“Nana’s house was my sanctuary and a sea filled with many loving memories. Her roses in the backyard gave life to the hummingbirds who would stop by and the blackberry tree gave all the grandchildren a mountain to climb.”
The back house gave me eight years of downtown San José adventure. Holidays at Nana’s house were like high-end luxuries, the best food, music, dance and drama. Often exceeding capacity of the living room, the sea of wrapping paper left on the floor at Christmas gave everyone a chance to laugh and play in.
The longing for Nana’s house will never go away. I do not want these memories to ever go away. I often laughed and played at Nana’s house, but I also felt angry and sad. The last time Nana’s house was at capacity was when she passed away. Everyone was there. For the first time in my life I had felt nothing at Nana’s house. I so badly wanted her back. Although it took several years for me to accept the loss, it was my memories of Nana’s house that reminded me that I’ve had her with me all along.
“I hope to pass on the feeling of Nana’s house. A sense of security where you can close your eyes, imagine Grandpa on the recliner, Tia Gloria watching TV with Ricky. My Nana at the stove making tortillas and my mom standing next to her asking Nana to make Spanish rice and the reason being that she makes it better.”
Society would claim 345 Wooster Avenue as a neighborhood that has gone to waste. The white picket fence is now metal and all of the grass has been covered by cement. I doubt my Nana’s roses are ever in bloom. The house is currently on the market, it’s hard to believe my memories are now for sale.
I miss you every moment of every day. I hope to be a Nana someday. I hope to have a house, to create a sanctuary. I hope my rose garden blooms. I hope I get to see you again someday.
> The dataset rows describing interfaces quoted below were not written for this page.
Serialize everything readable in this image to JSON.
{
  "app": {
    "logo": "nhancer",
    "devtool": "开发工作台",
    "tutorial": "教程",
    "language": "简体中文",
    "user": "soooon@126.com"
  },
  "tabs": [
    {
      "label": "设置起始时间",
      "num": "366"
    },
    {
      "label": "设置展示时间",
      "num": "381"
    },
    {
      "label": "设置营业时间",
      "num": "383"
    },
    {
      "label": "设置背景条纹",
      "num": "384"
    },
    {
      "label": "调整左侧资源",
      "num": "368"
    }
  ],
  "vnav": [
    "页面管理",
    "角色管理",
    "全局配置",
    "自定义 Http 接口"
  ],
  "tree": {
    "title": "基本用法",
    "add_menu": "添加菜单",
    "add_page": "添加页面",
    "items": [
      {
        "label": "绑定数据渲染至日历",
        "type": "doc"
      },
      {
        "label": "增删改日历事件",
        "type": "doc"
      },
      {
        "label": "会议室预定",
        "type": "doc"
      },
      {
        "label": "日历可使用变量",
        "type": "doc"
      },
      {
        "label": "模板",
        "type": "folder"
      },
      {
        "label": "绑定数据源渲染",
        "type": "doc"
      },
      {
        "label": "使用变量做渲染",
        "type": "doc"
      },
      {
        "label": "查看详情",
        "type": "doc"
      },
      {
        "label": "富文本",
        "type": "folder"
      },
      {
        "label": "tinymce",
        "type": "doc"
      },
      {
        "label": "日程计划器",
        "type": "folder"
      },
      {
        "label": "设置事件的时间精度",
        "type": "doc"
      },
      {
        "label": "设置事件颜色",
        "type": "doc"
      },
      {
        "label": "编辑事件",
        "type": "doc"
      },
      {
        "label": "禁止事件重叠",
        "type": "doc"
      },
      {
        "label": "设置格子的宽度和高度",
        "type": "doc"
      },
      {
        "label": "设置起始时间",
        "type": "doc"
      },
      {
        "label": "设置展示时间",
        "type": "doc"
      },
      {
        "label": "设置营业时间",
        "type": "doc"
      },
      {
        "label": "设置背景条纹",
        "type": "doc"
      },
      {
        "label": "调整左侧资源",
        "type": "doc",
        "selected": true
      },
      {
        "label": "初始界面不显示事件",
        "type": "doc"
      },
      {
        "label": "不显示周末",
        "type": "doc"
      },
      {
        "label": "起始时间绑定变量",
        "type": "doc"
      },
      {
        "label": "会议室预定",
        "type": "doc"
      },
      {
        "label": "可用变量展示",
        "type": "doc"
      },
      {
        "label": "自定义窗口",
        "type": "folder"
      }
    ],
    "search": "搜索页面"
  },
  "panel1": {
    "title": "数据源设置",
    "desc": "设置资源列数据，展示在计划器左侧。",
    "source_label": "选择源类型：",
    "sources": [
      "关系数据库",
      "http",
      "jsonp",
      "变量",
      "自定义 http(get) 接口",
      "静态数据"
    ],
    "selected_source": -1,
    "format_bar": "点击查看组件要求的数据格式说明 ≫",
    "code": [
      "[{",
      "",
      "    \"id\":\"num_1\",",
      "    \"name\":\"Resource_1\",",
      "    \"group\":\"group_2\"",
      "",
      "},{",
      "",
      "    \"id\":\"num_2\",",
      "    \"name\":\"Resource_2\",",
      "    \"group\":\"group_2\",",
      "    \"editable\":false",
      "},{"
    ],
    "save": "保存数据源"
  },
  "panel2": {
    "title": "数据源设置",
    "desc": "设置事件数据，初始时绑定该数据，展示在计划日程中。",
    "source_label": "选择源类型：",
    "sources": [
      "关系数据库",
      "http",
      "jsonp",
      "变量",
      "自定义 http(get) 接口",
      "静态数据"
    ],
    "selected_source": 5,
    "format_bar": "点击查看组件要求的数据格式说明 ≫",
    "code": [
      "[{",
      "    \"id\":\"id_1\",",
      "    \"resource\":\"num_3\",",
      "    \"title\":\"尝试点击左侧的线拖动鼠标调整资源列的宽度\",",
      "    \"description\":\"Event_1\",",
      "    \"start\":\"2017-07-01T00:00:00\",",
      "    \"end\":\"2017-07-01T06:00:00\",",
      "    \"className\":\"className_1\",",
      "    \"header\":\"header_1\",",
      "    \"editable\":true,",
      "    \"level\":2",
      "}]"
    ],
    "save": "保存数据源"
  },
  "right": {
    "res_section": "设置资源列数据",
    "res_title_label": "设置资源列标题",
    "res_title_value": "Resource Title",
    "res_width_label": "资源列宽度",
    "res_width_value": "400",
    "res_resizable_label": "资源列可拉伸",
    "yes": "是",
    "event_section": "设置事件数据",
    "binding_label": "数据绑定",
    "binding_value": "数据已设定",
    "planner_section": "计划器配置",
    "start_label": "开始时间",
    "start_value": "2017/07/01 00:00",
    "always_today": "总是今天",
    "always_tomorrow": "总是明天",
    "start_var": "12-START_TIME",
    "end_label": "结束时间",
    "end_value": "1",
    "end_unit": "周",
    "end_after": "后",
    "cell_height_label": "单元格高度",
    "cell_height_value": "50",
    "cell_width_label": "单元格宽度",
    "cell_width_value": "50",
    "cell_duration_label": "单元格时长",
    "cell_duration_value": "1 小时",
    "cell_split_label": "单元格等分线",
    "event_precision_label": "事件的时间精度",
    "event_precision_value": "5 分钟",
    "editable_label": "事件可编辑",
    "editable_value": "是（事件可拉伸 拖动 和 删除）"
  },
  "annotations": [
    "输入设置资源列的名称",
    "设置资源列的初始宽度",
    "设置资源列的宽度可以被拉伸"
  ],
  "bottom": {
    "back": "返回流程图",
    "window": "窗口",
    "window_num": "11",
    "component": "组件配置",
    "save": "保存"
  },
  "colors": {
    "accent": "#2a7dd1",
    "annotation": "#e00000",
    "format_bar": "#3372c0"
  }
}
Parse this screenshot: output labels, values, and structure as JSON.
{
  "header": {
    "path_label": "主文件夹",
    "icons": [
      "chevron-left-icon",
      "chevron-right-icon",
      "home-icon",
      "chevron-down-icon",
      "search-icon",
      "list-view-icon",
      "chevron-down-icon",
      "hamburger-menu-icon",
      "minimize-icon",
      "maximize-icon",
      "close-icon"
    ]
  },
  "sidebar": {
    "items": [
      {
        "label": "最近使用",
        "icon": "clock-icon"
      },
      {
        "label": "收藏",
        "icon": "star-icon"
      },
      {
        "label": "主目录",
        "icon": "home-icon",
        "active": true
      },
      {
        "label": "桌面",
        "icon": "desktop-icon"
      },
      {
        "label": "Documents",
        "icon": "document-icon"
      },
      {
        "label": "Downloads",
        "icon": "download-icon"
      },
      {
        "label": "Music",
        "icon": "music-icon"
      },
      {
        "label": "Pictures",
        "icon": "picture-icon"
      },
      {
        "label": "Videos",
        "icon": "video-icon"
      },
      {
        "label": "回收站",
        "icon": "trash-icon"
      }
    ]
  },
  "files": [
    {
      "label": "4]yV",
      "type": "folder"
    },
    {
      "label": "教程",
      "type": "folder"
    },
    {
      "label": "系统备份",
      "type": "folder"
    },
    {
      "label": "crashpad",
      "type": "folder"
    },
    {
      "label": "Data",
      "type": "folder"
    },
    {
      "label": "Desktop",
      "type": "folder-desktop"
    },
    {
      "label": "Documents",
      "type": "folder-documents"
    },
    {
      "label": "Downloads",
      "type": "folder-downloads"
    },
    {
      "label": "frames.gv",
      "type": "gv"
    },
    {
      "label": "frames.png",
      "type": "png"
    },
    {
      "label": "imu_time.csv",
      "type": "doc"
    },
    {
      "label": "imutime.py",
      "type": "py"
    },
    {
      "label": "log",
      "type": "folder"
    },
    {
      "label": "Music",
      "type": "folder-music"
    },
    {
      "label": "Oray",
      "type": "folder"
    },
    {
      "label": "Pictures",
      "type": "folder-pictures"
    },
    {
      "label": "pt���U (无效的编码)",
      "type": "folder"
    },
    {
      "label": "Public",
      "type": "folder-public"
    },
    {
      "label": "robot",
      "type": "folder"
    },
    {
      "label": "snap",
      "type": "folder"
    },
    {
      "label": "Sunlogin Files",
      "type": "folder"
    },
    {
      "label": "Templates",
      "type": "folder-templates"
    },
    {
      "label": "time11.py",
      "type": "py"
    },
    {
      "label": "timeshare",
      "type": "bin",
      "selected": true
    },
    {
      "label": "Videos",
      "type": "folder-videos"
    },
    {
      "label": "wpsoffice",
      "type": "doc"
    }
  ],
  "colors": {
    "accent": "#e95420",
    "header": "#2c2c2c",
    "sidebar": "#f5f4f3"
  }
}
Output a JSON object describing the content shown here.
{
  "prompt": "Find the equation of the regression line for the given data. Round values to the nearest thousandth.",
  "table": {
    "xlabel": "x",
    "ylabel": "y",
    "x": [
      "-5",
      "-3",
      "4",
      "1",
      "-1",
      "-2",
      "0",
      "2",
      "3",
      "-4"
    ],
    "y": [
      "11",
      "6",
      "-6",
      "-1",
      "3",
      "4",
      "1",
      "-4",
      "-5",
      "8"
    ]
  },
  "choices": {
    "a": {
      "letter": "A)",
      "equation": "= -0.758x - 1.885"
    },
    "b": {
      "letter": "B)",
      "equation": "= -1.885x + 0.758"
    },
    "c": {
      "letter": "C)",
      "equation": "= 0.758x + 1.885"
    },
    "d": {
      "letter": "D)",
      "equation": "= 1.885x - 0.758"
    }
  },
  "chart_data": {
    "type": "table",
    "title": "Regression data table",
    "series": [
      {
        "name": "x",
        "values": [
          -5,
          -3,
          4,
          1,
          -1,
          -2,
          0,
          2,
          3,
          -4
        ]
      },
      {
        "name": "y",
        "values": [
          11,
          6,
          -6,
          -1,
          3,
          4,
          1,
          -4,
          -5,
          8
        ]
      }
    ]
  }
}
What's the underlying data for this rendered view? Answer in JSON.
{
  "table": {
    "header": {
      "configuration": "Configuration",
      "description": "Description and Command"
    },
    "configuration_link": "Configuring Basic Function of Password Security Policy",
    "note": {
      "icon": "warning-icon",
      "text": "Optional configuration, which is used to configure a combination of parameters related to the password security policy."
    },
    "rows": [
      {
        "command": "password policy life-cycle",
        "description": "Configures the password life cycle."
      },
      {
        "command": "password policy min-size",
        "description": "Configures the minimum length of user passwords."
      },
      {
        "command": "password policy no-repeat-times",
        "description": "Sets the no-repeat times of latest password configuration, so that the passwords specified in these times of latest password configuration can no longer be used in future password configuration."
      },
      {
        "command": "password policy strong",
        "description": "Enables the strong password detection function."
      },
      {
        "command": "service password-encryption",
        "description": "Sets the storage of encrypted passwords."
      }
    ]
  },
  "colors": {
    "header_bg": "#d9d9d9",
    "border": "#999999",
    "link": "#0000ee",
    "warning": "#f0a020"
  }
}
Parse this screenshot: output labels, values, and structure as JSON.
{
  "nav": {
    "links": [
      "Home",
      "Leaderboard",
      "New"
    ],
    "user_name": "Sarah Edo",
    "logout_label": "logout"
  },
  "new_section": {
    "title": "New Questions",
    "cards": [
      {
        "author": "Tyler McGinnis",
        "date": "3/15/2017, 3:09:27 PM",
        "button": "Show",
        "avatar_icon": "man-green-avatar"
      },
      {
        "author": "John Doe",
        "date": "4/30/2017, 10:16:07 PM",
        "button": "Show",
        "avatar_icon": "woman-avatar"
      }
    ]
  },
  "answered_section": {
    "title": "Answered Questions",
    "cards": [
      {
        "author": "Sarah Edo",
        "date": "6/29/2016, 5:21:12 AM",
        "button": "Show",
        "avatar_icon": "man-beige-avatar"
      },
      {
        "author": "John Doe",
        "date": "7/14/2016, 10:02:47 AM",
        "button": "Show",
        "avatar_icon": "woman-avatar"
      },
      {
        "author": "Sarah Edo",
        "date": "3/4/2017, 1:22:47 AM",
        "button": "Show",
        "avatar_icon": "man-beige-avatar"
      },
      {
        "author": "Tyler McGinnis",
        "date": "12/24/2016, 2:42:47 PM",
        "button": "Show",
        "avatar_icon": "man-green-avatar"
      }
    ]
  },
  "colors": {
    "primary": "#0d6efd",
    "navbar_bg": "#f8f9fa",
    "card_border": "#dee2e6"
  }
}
I love you Nana.
Storyteller Deanna “Deni” Consuelo Sisneros is a passionate Chicana, a student, an educator, and familia-oriented.